also i wanted to share something i posted to a discussion board for one of the yoga studios where i teach. the amazing hannah posted on her experience of learning more about the importance of abyhasa or "constant practice" with her teacher dharma mittra and asked us the best way to teach this principle to our students. my response follows:

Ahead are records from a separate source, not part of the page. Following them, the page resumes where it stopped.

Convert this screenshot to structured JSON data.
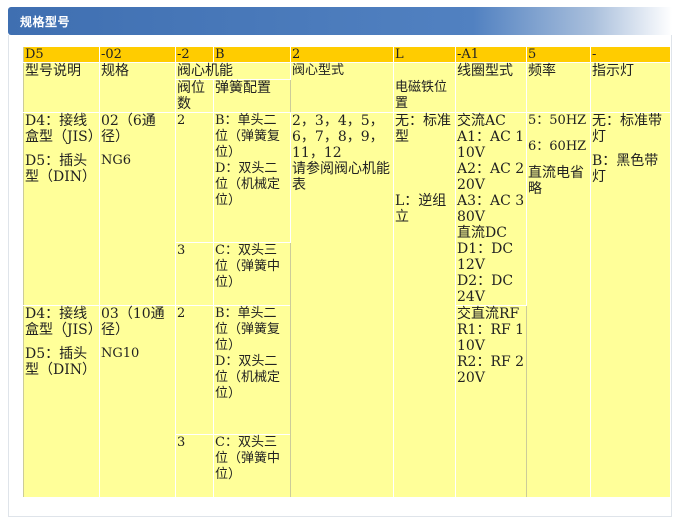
{
  "header": {
    "title": "规格型号"
  },
  "codes": [
    "D5",
    "-02",
    "-2",
    "B",
    "2",
    "L",
    "-A1",
    "5",
    "-"
  ],
  "headers": {
    "model_desc": "型号说明",
    "spec": "规格",
    "valve_function": "阀心机能",
    "valve_positions": "阀位数",
    "spring_config": "弹簧配置",
    "spool_type": "阀心型式",
    "solenoid_position": "电磁铁位置",
    "coil_type": "线圈型式",
    "frequency": "频率",
    "indicator": "指示灯"
  },
  "model_desc": {
    "d4": "D4：接线盒型（JIS）",
    "d5": "D5：插头型（DIN）"
  },
  "spec": {
    "s02": "02（6通径）",
    "ng6": "NG6",
    "s03": "03（10通径）",
    "ng10": "NG10"
  },
  "positions": {
    "two": "2",
    "three": "3"
  },
  "springs": {
    "b": "B：单头二位（弹簧复位）",
    "d": "D：双头二位（机械定位）",
    "c": "C：双头三位（弹簧中位）"
  },
  "spool": {
    "numbers": "2，3，4，5，6，7，8，9，11，12",
    "note": "请参阅阀心机能表"
  },
  "solenoid": {
    "none": "无：标准型",
    "l": "L：逆组立"
  },
  "coil": {
    "ac_title": "交流AC",
    "a1": "A1：AC 110V",
    "a2": "A2：AC 220V",
    "a3": "A3：AC 380V",
    "dc_title": "直流DC",
    "d1": "D1：DC 12V",
    "d2": "D2：DC 24V",
    "rf_title": "交直流RF",
    "r1": "R1：RF 110V",
    "r2": "R2：RF 220V"
  },
  "frequency": {
    "f5": "5：50HZ",
    "f6": "6：60HZ",
    "dc_note": "直流电省略"
  },
  "indicator": {
    "none": "无：标准带灯",
    "b": "B：黑色带灯"
  }
}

"i have been thinking a lot about the important of practice lately and how that fits into my asana practice and my daily life. i feel like i’m always embarrassed to admit this, but i don’t have a regular daily asana practice. i admire every person i meet who practices everyday and although i love and benefit from every time i get to practice asana during the week , there isn’t always time for it every day in the way my life is currently structured. but i do have a daily writing practice that is so grounding for me that i have found it to be non-negotiable to my overall happiness. also, i have a sleeping practice of getting 7-9 hours every night and a cooking practice of making sure that i eat well and locally as much as possible and a compassion practice of connecting with my friends and family and a creation practice of making art and blogging and a prosperity practice of making sure i am earning money and being financially responsible. i feel like all of these things are so important to my overall sense of balance and well-being, as is my asana practice.

so i guess i am trying to say that i am finding that my yoga is finding this balance and oneness with all the many parts of the life and trying to live as much as i can from a place of appreciation and connection. i was reading this part in autobiography of a yogi last night that really struck me:

“the greater master therefore did not encourage the old ideal of a yogi as a wondering ascetic with a begging bowl. he stressed, rather, the advantages to a yogi of earning his own living, of not being dependent on a hard-pressed society for support, and of practising yoga in the privacy of his home. to this counsel lahiri mahasaya added the heartening force of his own example. he was a modern, “streamlined” model of a yogi. his way of life, as planned by babaji, was intended to be a guide for aspiring yogis in all parts of the world.”

i think that we can be these really great models to our students of how to be balanced in all parts of our life and available to hold space for their own search from balance. we can teach them that yoga is finding the union in good times and in difficult times and in important-seeming tasks and menial-seeming tasks and that the energy we put forth in what we do is more important than the action. and that practicing love–especially with ourselves–is always always the best option and way to connect with that oneness. i think that the practice naturally reveals all of these things, but it helps to have a few good teachers along the way, as i have had."